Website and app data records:
=== Section Start ===
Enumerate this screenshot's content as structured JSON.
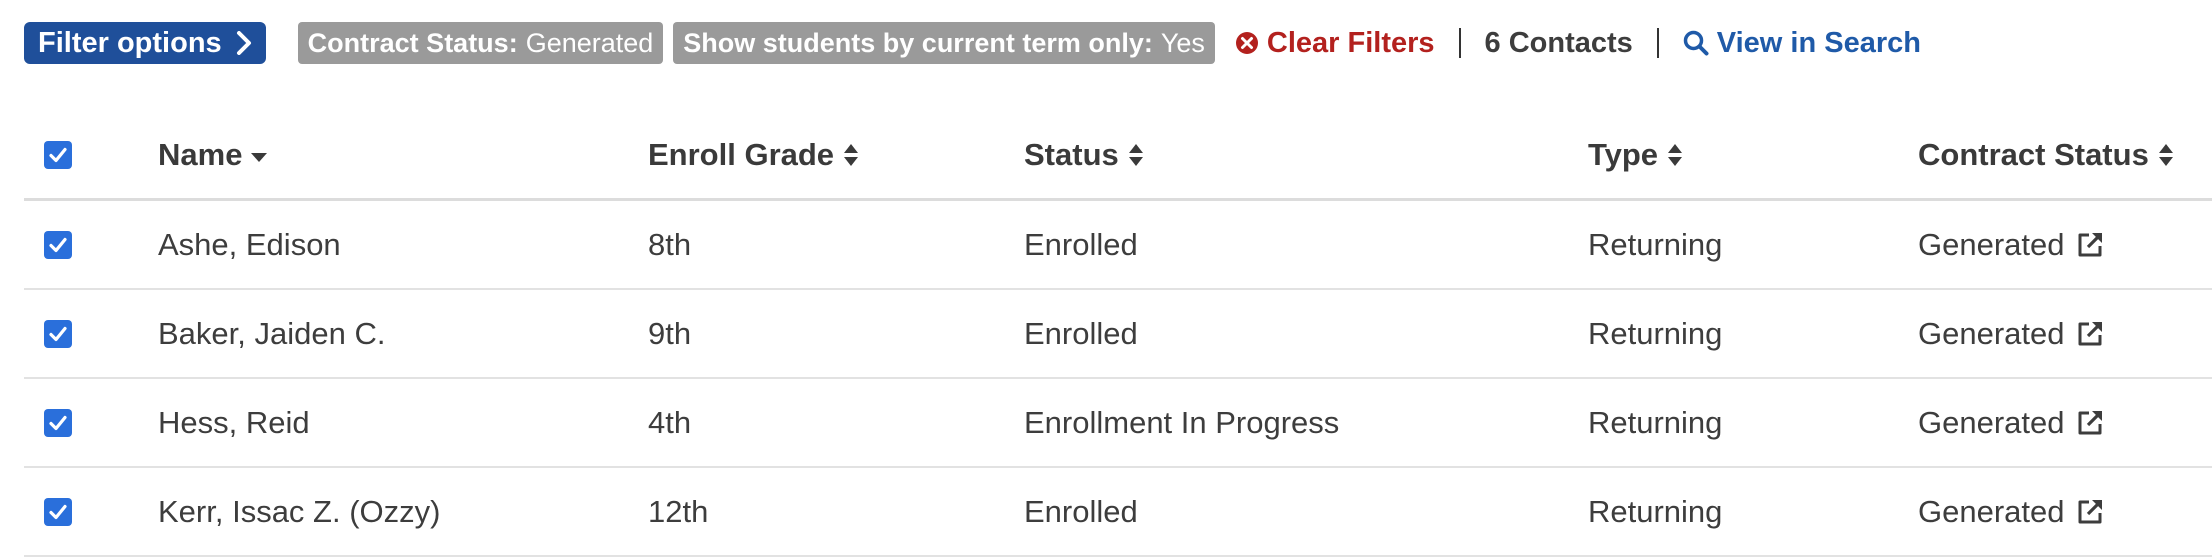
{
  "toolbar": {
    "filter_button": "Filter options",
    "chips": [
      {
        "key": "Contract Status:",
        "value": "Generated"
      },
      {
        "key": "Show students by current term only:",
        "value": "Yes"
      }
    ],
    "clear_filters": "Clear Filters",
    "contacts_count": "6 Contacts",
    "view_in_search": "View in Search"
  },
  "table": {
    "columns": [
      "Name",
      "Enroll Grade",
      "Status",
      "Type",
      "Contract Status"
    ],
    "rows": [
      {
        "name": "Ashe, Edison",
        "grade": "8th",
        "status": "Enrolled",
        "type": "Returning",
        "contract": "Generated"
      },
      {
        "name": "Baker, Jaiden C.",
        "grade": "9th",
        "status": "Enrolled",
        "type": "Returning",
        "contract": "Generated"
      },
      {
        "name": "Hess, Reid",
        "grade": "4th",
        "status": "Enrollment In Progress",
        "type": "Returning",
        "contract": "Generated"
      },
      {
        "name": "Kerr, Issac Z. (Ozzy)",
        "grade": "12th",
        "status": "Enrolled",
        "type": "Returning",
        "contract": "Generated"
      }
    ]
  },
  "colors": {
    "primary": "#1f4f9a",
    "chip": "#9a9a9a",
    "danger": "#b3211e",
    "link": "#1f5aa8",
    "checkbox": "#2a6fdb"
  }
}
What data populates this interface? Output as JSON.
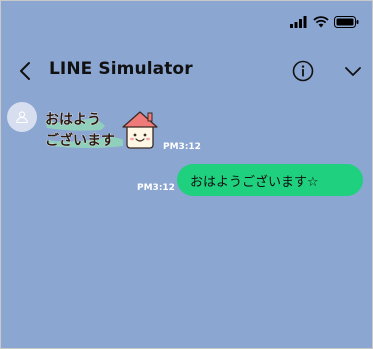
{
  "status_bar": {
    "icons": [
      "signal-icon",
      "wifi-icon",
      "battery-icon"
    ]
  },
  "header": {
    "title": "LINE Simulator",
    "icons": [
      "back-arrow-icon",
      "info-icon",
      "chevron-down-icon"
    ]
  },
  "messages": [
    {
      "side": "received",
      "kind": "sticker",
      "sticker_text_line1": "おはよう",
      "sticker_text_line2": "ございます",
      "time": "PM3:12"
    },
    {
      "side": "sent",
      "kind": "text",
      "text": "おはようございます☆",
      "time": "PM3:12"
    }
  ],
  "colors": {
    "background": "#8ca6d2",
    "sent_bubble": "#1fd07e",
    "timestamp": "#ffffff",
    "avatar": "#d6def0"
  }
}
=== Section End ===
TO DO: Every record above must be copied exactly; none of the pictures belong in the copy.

WRITTEN ANSWER:
Enumerate this screenshot's content as structured JSON.
{
  "toolbar": {
    "filter_button": "Filter options",
    "chips": [
      {
        "key": "Contract Status:",
        "value": "Generated"
      },
      {
        "key": "Show students by current term only:",
        "value": "Yes"
      }
    ],
    "clear_filters": "Clear Filters",
    "contacts_count": "6 Contacts",
    "view_in_search": "View in Search"
  },
  "table": {
    "columns": [
      "Name",
      "Enroll Grade",
      "Status",
      "Type",
      "Contract Status"
    ],
    "rows": [
      {
        "name": "Ashe, Edison",
        "grade": "8th",
        "status": "Enrolled",
        "type": "Returning",
        "contract": "Generated"
      },
      {
        "name": "Baker, Jaiden C.",
        "grade": "9th",
        "status": "Enrolled",
        "type": "Returning",
        "contract": "Generated"
      },
      {
        "name": "Hess, Reid",
        "grade": "4th",
        "status": "Enrollment In Progress",
        "type": "Returning",
        "contract": "Generated"
      },
      {
        "name": "Kerr, Issac Z. (Ozzy)",
        "grade": "12th",
        "status": "Enrolled",
        "type": "Returning",
        "contract": "Generated"
      }
    ]
  },
  "colors": {
    "primary": "#1f4f9a",
    "chip": "#9a9a9a",
    "danger": "#b3211e",
    "link": "#1f5aa8",
    "checkbox": "#2a6fdb"
  }
}
What data populates this interface? Output as JSON.
{
  "status_bar": {
    "icons": [
      "signal-icon",
      "wifi-icon",
      "battery-icon"
    ]
  },
  "header": {
    "title": "LINE Simulator",
    "icons": [
      "back-arrow-icon",
      "info-icon",
      "chevron-down-icon"
    ]
  },
  "messages": [
    {
      "side": "received",
      "kind": "sticker",
      "sticker_text_line1": "おはよう",
      "sticker_text_line2": "ございます",
      "time": "PM3:12"
    },
    {
      "side": "sent",
      "kind": "text",
      "text": "おはようございます☆",
      "time": "PM3:12"
    }
  ],
  "colors": {
    "background": "#8ca6d2",
    "sent_bubble": "#1fd07e",
    "timestamp": "#ffffff",
    "avatar": "#d6def0"
  }
}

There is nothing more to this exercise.